[TASK BRIEF]: Output each of the entries exactly, skipping every picture they contain.

[Items listed in a dataset]:
↓
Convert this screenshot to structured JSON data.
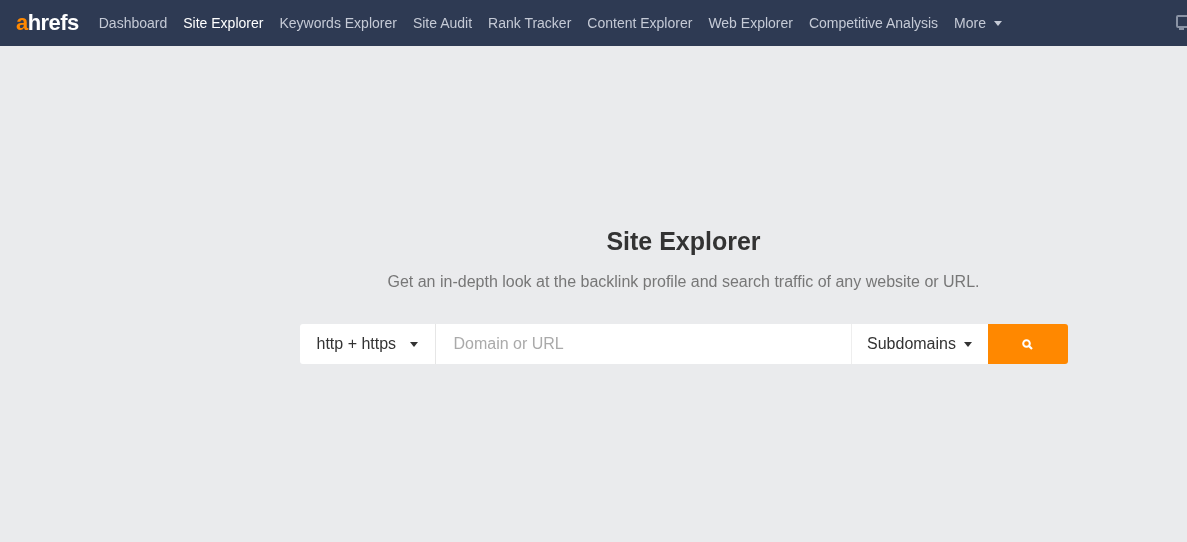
{
  "logo": {
    "accent": "a",
    "rest": "hrefs"
  },
  "nav": [
    {
      "label": "Dashboard",
      "selected": false
    },
    {
      "label": "Site Explorer",
      "selected": true
    },
    {
      "label": "Keywords Explorer",
      "selected": false
    },
    {
      "label": "Site Audit",
      "selected": false
    },
    {
      "label": "Rank Tracker",
      "selected": false
    },
    {
      "label": "Content Explorer",
      "selected": false
    },
    {
      "label": "Web Explorer",
      "selected": false
    },
    {
      "label": "Competitive Analysis",
      "selected": false
    }
  ],
  "more": "More",
  "title": "Site Explorer",
  "subtitle": "Get an in-depth look at the backlink profile and search traffic of any website or URL.",
  "search": {
    "protocol": "http + https",
    "placeholder": "Domain or URL",
    "scope": "Subdomains"
  }
}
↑
[SOLVED PROBLEM]:
Convert this screenshot to structured JSON data.
{
  "logo": {
    "accent": "a",
    "rest": "hrefs"
  },
  "nav": [
    {
      "label": "Dashboard",
      "selected": false
    },
    {
      "label": "Site Explorer",
      "selected": true
    },
    {
      "label": "Keywords Explorer",
      "selected": false
    },
    {
      "label": "Site Audit",
      "selected": false
    },
    {
      "label": "Rank Tracker",
      "selected": false
    },
    {
      "label": "Content Explorer",
      "selected": false
    },
    {
      "label": "Web Explorer",
      "selected": false
    },
    {
      "label": "Competitive Analysis",
      "selected": false
    }
  ],
  "more": "More",
  "title": "Site Explorer",
  "subtitle": "Get an in-depth look at the backlink profile and search traffic of any website or URL.",
  "search": {
    "protocol": "http + https",
    "placeholder": "Domain or URL",
    "scope": "Subdomains"
  }
}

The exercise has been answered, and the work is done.